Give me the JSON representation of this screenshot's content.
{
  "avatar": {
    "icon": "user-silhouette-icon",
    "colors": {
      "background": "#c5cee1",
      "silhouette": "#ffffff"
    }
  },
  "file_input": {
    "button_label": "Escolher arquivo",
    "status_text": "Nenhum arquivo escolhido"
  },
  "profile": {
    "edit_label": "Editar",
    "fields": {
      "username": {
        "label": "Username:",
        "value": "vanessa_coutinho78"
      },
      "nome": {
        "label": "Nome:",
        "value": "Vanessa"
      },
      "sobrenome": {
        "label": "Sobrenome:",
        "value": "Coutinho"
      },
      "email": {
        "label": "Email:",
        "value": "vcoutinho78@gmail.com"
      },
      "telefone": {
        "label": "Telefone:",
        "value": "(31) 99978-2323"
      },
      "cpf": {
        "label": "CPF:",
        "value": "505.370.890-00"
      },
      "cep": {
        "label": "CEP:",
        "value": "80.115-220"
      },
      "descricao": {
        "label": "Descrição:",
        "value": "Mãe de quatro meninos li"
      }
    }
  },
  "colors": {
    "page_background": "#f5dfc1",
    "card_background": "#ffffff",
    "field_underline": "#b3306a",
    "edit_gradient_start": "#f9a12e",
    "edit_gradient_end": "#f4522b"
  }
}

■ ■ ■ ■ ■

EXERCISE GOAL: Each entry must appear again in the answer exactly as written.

EXERCISE SOLUTION:
Give me the JSON representation of this screenshot's content.
{
  "avatar": {
    "icon": "user-silhouette-icon",
    "colors": {
      "background": "#c5cee1",
      "silhouette": "#ffffff"
    }
  },
  "file_input": {
    "button_label": "Escolher arquivo",
    "status_text": "Nenhum arquivo escolhido"
  },
  "profile": {
    "edit_label": "Editar",
    "fields": {
      "username": {
        "label": "Username:",
        "value": "vanessa_coutinho78"
      },
      "nome": {
        "label": "Nome:",
        "value": "Vanessa"
      },
      "sobrenome": {
        "label": "Sobrenome:",
        "value": "Coutinho"
      },
      "email": {
        "label": "Email:",
        "value": "vcoutinho78@gmail.com"
      },
      "telefone": {
        "label": "Telefone:",
        "value": "(31) 99978-2323"
      },
      "cpf": {
        "label": "CPF:",
        "value": "505.370.890-00"
      },
      "cep": {
        "label": "CEP:",
        "value": "80.115-220"
      },
      "descricao": {
        "label": "Descrição:",
        "value": "Mãe de quatro meninos li"
      }
    }
  },
  "colors": {
    "page_background": "#f5dfc1",
    "card_background": "#ffffff",
    "field_underline": "#b3306a",
    "edit_gradient_start": "#f9a12e",
    "edit_gradient_end": "#f4522b"
  }
}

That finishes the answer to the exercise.